- To stretches the muscles of the limbs, thorax, and back
- To express joy, excitement, frustration, stress, and as a displacement behavior
Experts Weigh-In on Declawing
Read what the respected feline veterinarians and animal welfare organizations have to say about this declawing:
The ASPCA is strongly opposed to declawing cats for the convenience of their guardians. The only circumstance in which the procedure could be condoned would be if the health and safety of the guardian would be put at risk, as in the case of individuals with compromised immune systems or illnesses that cause them to be unusually susceptible to serious infections.
The Humane Society of the United States opposes declawing except for the rare cases when it is necessary for medical purposes, such as the removal of cancerous nail bed tumors.
Feline expert Dr. Margie Scherk shares her experience and thoughts on the issue:
Some people feel it’s unnatural to remove a cat’s claws, and it’s done for the owner’s benefit and not for the cat’s benefit. There are many other arguments you can make for this — the pain they go through, the complications after declawing. But I think it really boils down to cats are born with claws and they should keep them. ~ Drew Weigner, Atlanta veterinarian and president of the Academy of Feline Medicine
Is declawing bad for cats AND YOU? You bet. Jackson Galaxy sets the record straight:
Alternatives to Declawing

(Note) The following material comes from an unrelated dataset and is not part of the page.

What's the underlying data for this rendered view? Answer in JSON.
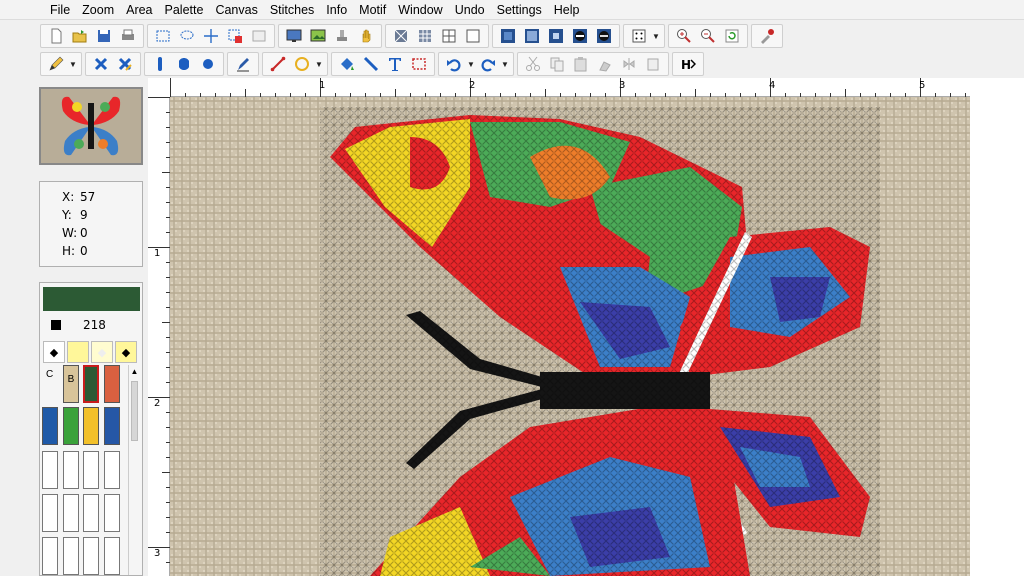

Sometimes, people feel like there is no other option but to remove a cat’s claws. Thankfully, many progressive and humane veterinarians are now teaching their clients about other humane and respectful methods for managing destructive clawing and to prevent injury from cat scratches. Here are just a few alternatives to declawing:
- Have your cat’s nails trimmed or filed down regularly to safely blunt the nail tips

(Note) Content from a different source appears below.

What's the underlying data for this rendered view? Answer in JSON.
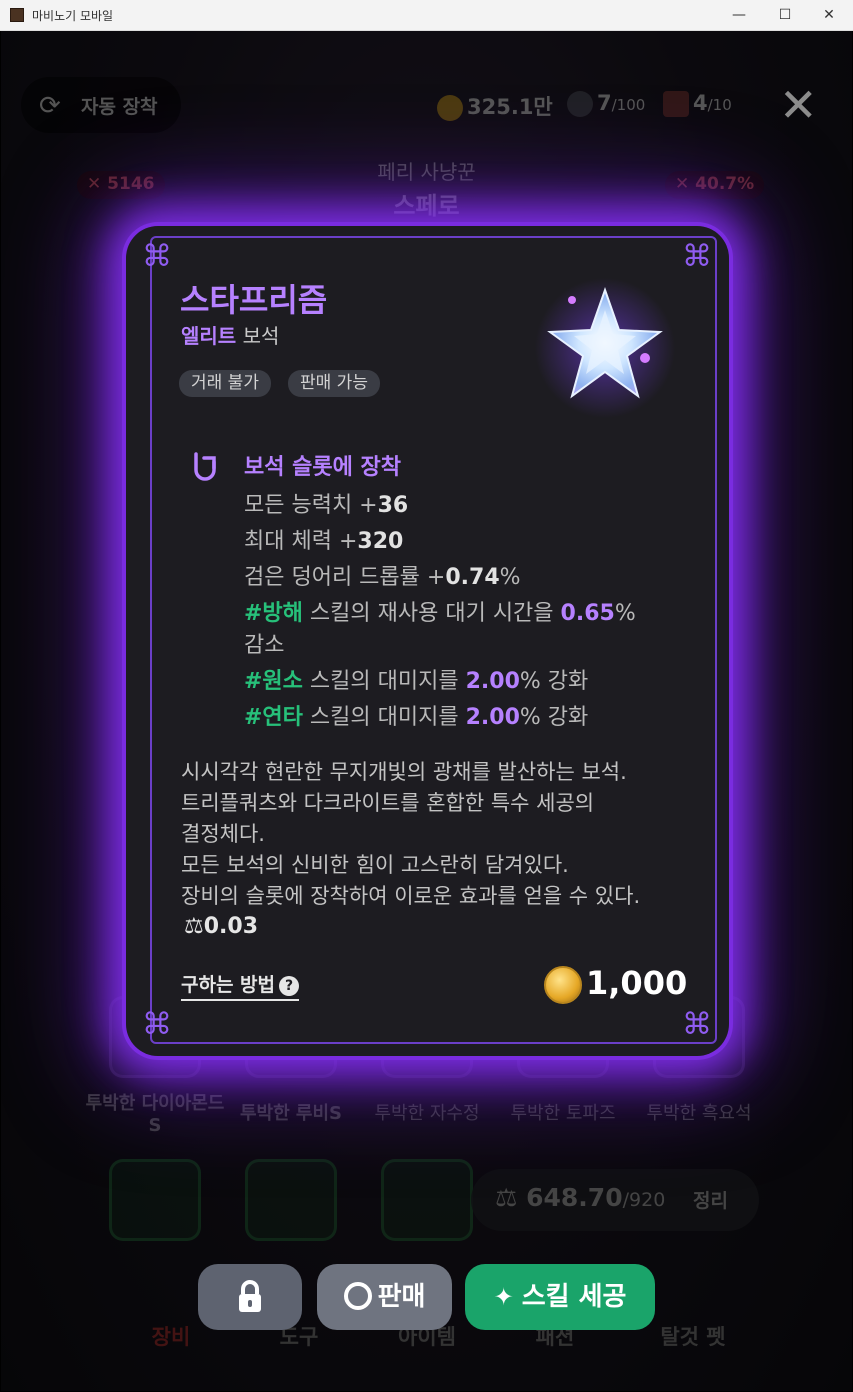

- Provide adequate scratching pads and posts for each cat in your home
- Use positive behavior modification techniques
- Become familiar with cat behavior

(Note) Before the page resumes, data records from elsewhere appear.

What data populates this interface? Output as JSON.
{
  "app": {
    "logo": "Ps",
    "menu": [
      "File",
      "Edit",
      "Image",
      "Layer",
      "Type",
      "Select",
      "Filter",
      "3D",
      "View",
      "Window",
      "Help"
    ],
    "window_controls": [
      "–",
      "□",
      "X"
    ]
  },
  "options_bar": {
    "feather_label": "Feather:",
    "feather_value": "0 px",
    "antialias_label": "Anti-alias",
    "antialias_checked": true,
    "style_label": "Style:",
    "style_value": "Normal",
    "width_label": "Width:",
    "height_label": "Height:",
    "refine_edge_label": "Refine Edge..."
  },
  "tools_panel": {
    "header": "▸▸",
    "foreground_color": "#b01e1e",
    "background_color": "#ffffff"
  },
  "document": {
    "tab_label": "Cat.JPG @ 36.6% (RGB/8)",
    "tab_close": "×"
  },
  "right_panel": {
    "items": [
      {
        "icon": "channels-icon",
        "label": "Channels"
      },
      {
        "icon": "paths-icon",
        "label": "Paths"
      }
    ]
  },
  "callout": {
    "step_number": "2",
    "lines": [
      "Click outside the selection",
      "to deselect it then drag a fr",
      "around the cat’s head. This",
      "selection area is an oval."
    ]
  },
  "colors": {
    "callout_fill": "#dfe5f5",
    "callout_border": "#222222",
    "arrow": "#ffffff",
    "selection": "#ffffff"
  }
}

- Learn safe handling techniques to avoid being scratched
- Offer different materials like carpet, sisal, wood, and cardboard, as well as different styles (vertical and horizontal).
- Use toys and catnip to entice your cat to use the posts and boards.
- Ask your veterinarian about soft plastic caps like Soft Paws®
- Attach Sticky Paws® to furniture to deter your cat from unwanted scratching.
Facts Aren’t Enough
I was going to simply share the facts about declawing along with the humane alternatives and just keep it at that, but as I write this I am moved to share more. I have three cats laying around me right now. All of them have their claws intact. Have we had issues with scratching in the home before? Sure. It’s what cats need to do. But I didn’t chop off their toes because of unwanted scratching. I taught my cats where and what to scratch on. I took the time to learn my cats’ individual preferences and thresholds so they would never feel the need to scratch me, our house guests, each other, or the dog. I teach my clients, family, and friends how to do this as well. It’s humane. It’s fun. And it works.
The Bigger Picture
Those of you who have been following my blog for some time know that I steer on the positive side of things. I do my best to not judge, and I focus on compassionate education. But I have to ask: Who do we think we are to do this to cats? Why do we think it’s perfectly acceptable to amputate an animal’s body part because it makes our lives easier? How did we get to this point with the animals we invited into our lives? Will we continue to do this procedure without exploring other options? How did the disconnect happen between caring for our cats and fully honoring them for who they are? When did we choose to overlook their emotional and physical needs? Who are we to decide that this procedure is justifiable? We would never consider doing this to a child if there was a behavioral issue; we would look into every other option available. Are cats considered less than deserving of the same treatment?
I understand these are tough questions, but they need to be asked, and we need to take an honest look at all of this.
Before you make the decision to amputate your cat’s toes, try humane alternatives. There are too many available to ignore. Choose wisely. My cats are family. Are yours?
When we understand that all animals are our relatives, perhaps then we will treat them as our brothers and sisters. ~ A.D. Williams